+++ GIVEN ENTRIES
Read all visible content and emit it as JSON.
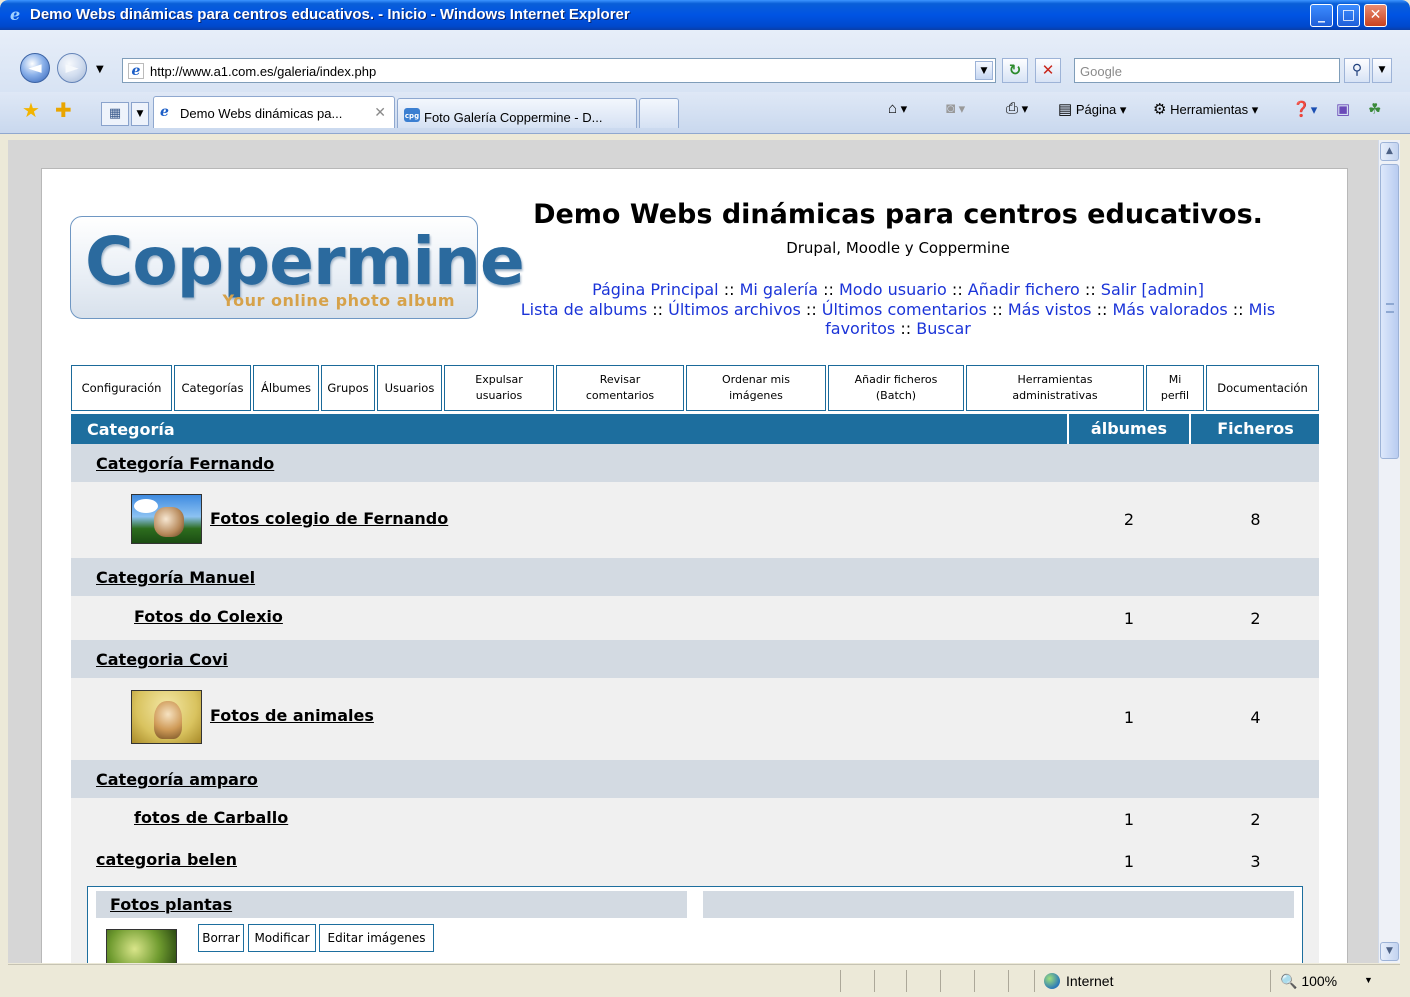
{
  "window": {
    "title": "Demo Webs dinámicas para centros educativos. - Inicio - Windows Internet Explorer",
    "minimize": "_",
    "maximize": "□",
    "close": "✕"
  },
  "address": {
    "url": "http://www.a1.com.es/galeria/index.php"
  },
  "search": {
    "placeholder": "Google"
  },
  "tabs": [
    {
      "label": "Demo Webs dinámicas pa...",
      "active": true
    },
    {
      "label": "Foto Galería Coppermine - D...",
      "active": false
    }
  ],
  "commandbar": {
    "page": "Página",
    "tools": "Herramientas"
  },
  "logo": {
    "title": "Coppermine",
    "subtitle": "Your online photo album"
  },
  "site": {
    "title": "Demo Webs dinámicas para centros educativos.",
    "subtitle": "Drupal, Moodle y Coppermine"
  },
  "topmenu": {
    "line1": [
      "Página Principal",
      "Mi galería",
      "Modo usuario",
      "Añadir fichero",
      "Salir [admin]"
    ],
    "line2": [
      "Lista de albums",
      "Últimos archivos",
      "Últimos comentarios",
      "Más vistos",
      "Más valorados"
    ],
    "mis": "Mis",
    "favoritos": "favoritos",
    "buscar": "Buscar",
    "separator": "::"
  },
  "adminmenu": [
    {
      "line1": "Configuración",
      "line2": ""
    },
    {
      "line1": "Categorías",
      "line2": ""
    },
    {
      "line1": "Álbumes",
      "line2": ""
    },
    {
      "line1": "Grupos",
      "line2": ""
    },
    {
      "line1": "Usuarios",
      "line2": ""
    },
    {
      "line1": "Expulsar",
      "line2": "usuarios"
    },
    {
      "line1": "Revisar",
      "line2": "comentarios"
    },
    {
      "line1": "Ordenar mis",
      "line2": "imágenes"
    },
    {
      "line1": "Añadir ficheros",
      "line2": "(Batch)"
    },
    {
      "line1": "Herramientas",
      "line2": "administrativas"
    },
    {
      "line1": "Mi",
      "line2": "perfil"
    },
    {
      "line1": "Documentación",
      "line2": ""
    }
  ],
  "table": {
    "headers": {
      "category": "Categoría",
      "albums": "álbumes",
      "files": "Ficheros"
    },
    "rows": [
      {
        "type": "category",
        "name": "Categoría Fernando"
      },
      {
        "type": "album",
        "name": "Fotos colegio de Fernando",
        "albums": "2",
        "files": "8",
        "thumb": "cow-photo"
      },
      {
        "type": "category",
        "name": "Categoría Manuel"
      },
      {
        "type": "album",
        "name": "Fotos do Colexio",
        "albums": "1",
        "files": "2"
      },
      {
        "type": "category",
        "name": "Categoria Covi"
      },
      {
        "type": "album",
        "name": "Fotos de animales",
        "albums": "1",
        "files": "4",
        "thumb": "kitten-photo"
      },
      {
        "type": "category",
        "name": "Categoría amparo"
      },
      {
        "type": "album",
        "name": "fotos de Carballo",
        "albums": "1",
        "files": "2"
      },
      {
        "type": "plain",
        "name": "categoria belen",
        "albums": "1",
        "files": "3"
      }
    ],
    "subalbum": {
      "name": "Fotos plantas",
      "buttons": [
        "Borrar",
        "Modificar",
        "Editar imágenes"
      ]
    }
  },
  "status": {
    "zone": "Internet",
    "zoom": "100%"
  },
  "colors": {
    "header": "#1d6e9e",
    "category_row": "#d3dae2",
    "link": "#1b34d8"
  }
}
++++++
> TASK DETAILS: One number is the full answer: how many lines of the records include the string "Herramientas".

> RESPONSE: 2